[PROBLEM REQUIREMENTS] Go through the entries below and print each one exactly, leaving out pictures.

[INPUT DATA]

★ ★ ★

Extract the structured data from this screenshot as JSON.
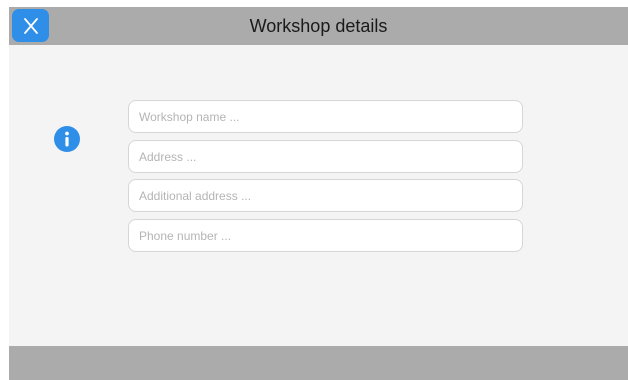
{
  "header": {
    "title": "Workshop details",
    "close_label": "X"
  },
  "form": {
    "fields": [
      {
        "placeholder": "Workshop name ...",
        "value": ""
      },
      {
        "placeholder": "Address ...",
        "value": ""
      },
      {
        "placeholder": "Additional address ...",
        "value": ""
      },
      {
        "placeholder": "Phone number ...",
        "value": ""
      }
    ]
  },
  "colors": {
    "accent": "#2f8ee8",
    "bar": "#ababab",
    "panel": "#f4f4f4"
  },
  "icons": {
    "close": "close-icon",
    "info": "info-icon"
  }
}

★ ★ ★

[TASK RESPONSE]
Extract the structured data from this screenshot as JSON.
{
  "header": {
    "title": "Workshop details",
    "close_label": "X"
  },
  "form": {
    "fields": [
      {
        "placeholder": "Workshop name ...",
        "value": ""
      },
      {
        "placeholder": "Address ...",
        "value": ""
      },
      {
        "placeholder": "Additional address ...",
        "value": ""
      },
      {
        "placeholder": "Phone number ...",
        "value": ""
      }
    ]
  },
  "colors": {
    "accent": "#2f8ee8",
    "bar": "#ababab",
    "panel": "#f4f4f4"
  },
  "icons": {
    "close": "close-icon",
    "info": "info-icon"
  }
}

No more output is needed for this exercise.